Ancient Egyptians liked their ink

Ancient Egyptians liked their ink

Exhibit at the British Museum puts a human face on mummies, highlighting their dental problems, high cholesterol and tattoo choices

A 1,300-year-old mummy of a woman who was found to have a tattoo on her inner thigh (Photo credit: Youtube screen capture)
A 1,300-year-old mummy of a woman who was found to have a tattoo on her inner thigh (Photo credit: Youtube screen capture)

Ancient Egyptians weren’t so different from us, it seems, and even enjoyed getting some tattoos from time to time, according to a new mummy exhibit at the British Museum that exposes intimate details about the lives of Nile residents.

The exhibit, titled “Ancient Lives: New Discoveries,” centers on eight mummies from various social classes and time periods –- ranging from 3,500 BC to 700 AD -– and uses state-of-the-art CAT scans as well as infrared technology and carbon dating to paint a clearer picture of what the lives of Egyptians may have looked like in ancient times.

The scans were carried out in London hospitals over a period of several weeks, and produced three-dimensional images of internal organs without actually harming the integrity of the corpses.

They showed that two of the mummified people suffered from high cholesterol and probably heart disease. Almost all of them had poor dental health, with decayed teeth and abscesses in their mouths and throats, and probably suffered from terrible toothaches.

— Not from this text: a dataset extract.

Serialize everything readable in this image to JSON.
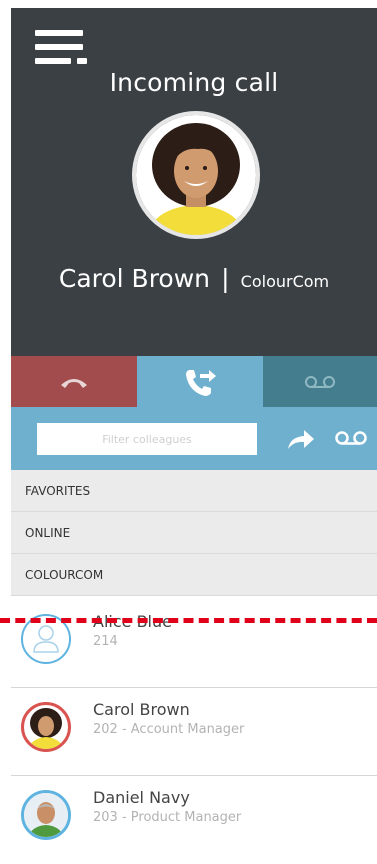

One mummy, a young woman from a Christian community from around 700 AD in what is now Sudan, was found to have a tattoo carrying the name of the Archangel Michael on her inner thigh. It is believed that the symbol was intended to provide her with spiritual protection.

“She is the first evidence of a tattoo from this period. This is a very rare find,” exhibit curator Dr. Daniel Antoine told the Daily Telegraph.

The exhibit, which opens May 22, aims to provide a more familiar, humanizing angle on the Egyptian mummies, often portrayed as supernatural and even evil “creatures” in popular culture.

“We want to promote the idea these are not objects but real human beings,” said John Taylor, head curator of the museum’s Ancient Egypt and Sudan department. “We want to capture the humanity of these people.”

read more: